The secret life of a DJ: a joyous job in a grimly misogynistic industry

Illustration by Michael Driver

The entertainment industry is a difficult place in which to carve out a career, and attempting to navigate this patriarchal, charlatan-filled landscape is all the more trying as a young female. I am a successful DJ, play all over the world and have won various awards for my work. I love what I do. But I loathe the music business.

Dance music for the most part is a boys’ club: tech geeks pressing buttons in darkened rooms, or ultra-macho pseudo rock stars strutting their stuff, accessorised by half-naked podium dancers. As such it is an unregulated, unadulterated hub of misogyny. Of course a few token women break through but you only need to look at a festival or club lineup to see how infrequently it happens.

I am relatively well-known and have worked in the business for almost a decade, filling clubs, doing the festival circuit and touring with some of the biggest names on the scene. And yet I have experienced repeated incidents of chauvinism and condescension, especially when trying to discuss my fees and terms with those behind the scenes. It’s a dog-eat-dog industry and although there is a veneer of camaraderie, it is merely that. If you don’t fit into the lads’ gang, life is much more difficult. And there’s no such sorority among female DJs.
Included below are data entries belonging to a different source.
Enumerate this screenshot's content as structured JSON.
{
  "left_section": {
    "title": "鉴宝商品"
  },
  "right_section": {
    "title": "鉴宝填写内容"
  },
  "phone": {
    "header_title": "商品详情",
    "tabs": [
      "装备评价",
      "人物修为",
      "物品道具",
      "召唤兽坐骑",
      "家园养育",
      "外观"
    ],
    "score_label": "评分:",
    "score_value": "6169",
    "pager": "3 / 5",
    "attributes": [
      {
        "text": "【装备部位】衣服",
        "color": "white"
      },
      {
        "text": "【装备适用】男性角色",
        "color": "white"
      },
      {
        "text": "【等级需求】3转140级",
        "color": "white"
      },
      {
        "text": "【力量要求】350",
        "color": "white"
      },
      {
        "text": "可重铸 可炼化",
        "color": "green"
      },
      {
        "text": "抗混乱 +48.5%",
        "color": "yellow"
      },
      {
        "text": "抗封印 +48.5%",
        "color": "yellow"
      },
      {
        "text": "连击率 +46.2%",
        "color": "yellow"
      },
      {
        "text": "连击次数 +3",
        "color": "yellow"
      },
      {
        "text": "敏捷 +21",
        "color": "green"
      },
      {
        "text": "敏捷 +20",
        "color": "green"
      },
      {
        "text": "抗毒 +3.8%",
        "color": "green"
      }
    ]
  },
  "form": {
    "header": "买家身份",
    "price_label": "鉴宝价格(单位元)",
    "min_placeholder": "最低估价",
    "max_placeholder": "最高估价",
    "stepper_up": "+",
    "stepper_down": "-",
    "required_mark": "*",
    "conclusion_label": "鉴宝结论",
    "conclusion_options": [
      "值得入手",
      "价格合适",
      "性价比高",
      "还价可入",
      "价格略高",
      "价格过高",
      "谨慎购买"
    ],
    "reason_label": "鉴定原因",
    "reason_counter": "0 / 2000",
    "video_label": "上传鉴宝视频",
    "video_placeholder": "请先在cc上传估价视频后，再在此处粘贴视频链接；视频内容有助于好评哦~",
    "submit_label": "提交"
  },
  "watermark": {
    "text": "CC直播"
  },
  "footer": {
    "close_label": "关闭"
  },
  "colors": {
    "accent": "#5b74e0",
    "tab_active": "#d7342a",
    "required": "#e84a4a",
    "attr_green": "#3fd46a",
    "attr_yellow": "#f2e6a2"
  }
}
You may ask why I continue to work in a field in which I find the conditions so unpleasant. Simply because nothing compares to the buzz of mixing tracks, bouncing around on stage for hours on end, and the energy and oneness I feel with the crowd. Engaging with thousands of strangers who are “having moments”, transcending social barriers, and making memories through the joy of music is my high. Of course I enjoy the afterparties too, but I don’t involve myself in any negative aspects of the scene. Drugs are out there and young people are prone to experiment but they’re not as prominent as they once were.

I eat, sleep and breathe my career. I follow a strict regime of running, resistance training and yoga to ensure that I am performance-fit and have the stamina to keep up with a young and energetic crowd. The late nights and travelling take their toll but I can always catch up with sleep on my time off.

I don’t have children yet and certainly have no plans to in the near future; I don’t think kids would exactly fit my lifestyle. In a competitive industry you are often forced to make sacrifices. Usually it’s friendships and relationships that suffer, although thankfully most of my social circle is understanding and supportive. I’ve missed quite a few weddings and birthdays due to work commitments but I always try to make it up to people. Fortunately I have a partner who works in the industry too so we know how to deal with each other’s hectic schedules.

There has been a huge upheaval over the last few years, in which many serious female DJs have been displaced. It used to be your sound rather than your looks that mattered. Now as well as battling institutionalised misogyny, the few of us that do exist have to contend with a gross sexualisation of the job.

There is now an array of glamour models flooding the market as “DJs”. As a result of technological advances, such as the use of laptops and USBs, many of these pseudo-DJs don’t need to know anything about music or mixing in order to get a gig. They can turn up and press a button on a prerecorded mix that will play for them all night – the disc jockey equivalent of Milli Vanilli. This devaluation of genuine skill, and the sexualisation of a career that people like me pursue due to a passion for music rather than posing, is seriously depressing and has led to some awkward encounters.

At the beginning of my career, my technical ability was often called into question but after many years in the business and a proven track record, it would now be difficult for anyone to contest my skill. I started out on vinyl and was a total purist before moving to CDs, which I’ve stayed with ever since. It often costs a small fortune in extra baggage charges to bring my CD wallets, but at least they are lighter than lugging around my vinyl collection.

I hope not to dissuade any wide-eyed young hopefuls about venturing into a career in entertainment, but rather forewarn them. For all the negative aspects of working in the industry there are a multitude of perks. Aside from the fact that you are doing something you truly love, there is the travel, the five-star hotels and the excitement of meeting your musical heroes. It is rarely boring, but you do need a seriously thick skin to survive.

In fact, due to the barrage of misogynistic nonsense and less than preferential treatment, I recently constructed an alter ego for all my business dealings. Prior to this, my own negotiation attempts were perceived as “bossy” and I have been referred to as a “diva”, both behind my back and to my face.

So I conjured up a representative in the shape of “Dave”. Since the creation of Dave I’ve more than doubled my fee and have significantly bettered my terms and conditions of work. Dave is a blokey, white, middle-aged man who speaks in a way I should be able to but the industry makes impossible. Dave has become renowned among my peers and associates as a wonderful manager. After seeing my success, some fellow artists have even approached me to ask if I could put in a word for them, in the hope that he might represent them too.

As much as I would love to reveal to the world that I am the orchestrator of my own success, I think I will have to wait, either until I am retiring from music or there is a radical feminist revolution. But my contemporaries should keep in mind the age old adage: behind every great man is a great woman.

Are you a carpenter, an oncologist or an estate agent? We want to hear your candid accounts of what work is really like. Find full details on submitting your story anonymously here

 
[source :-theguardian]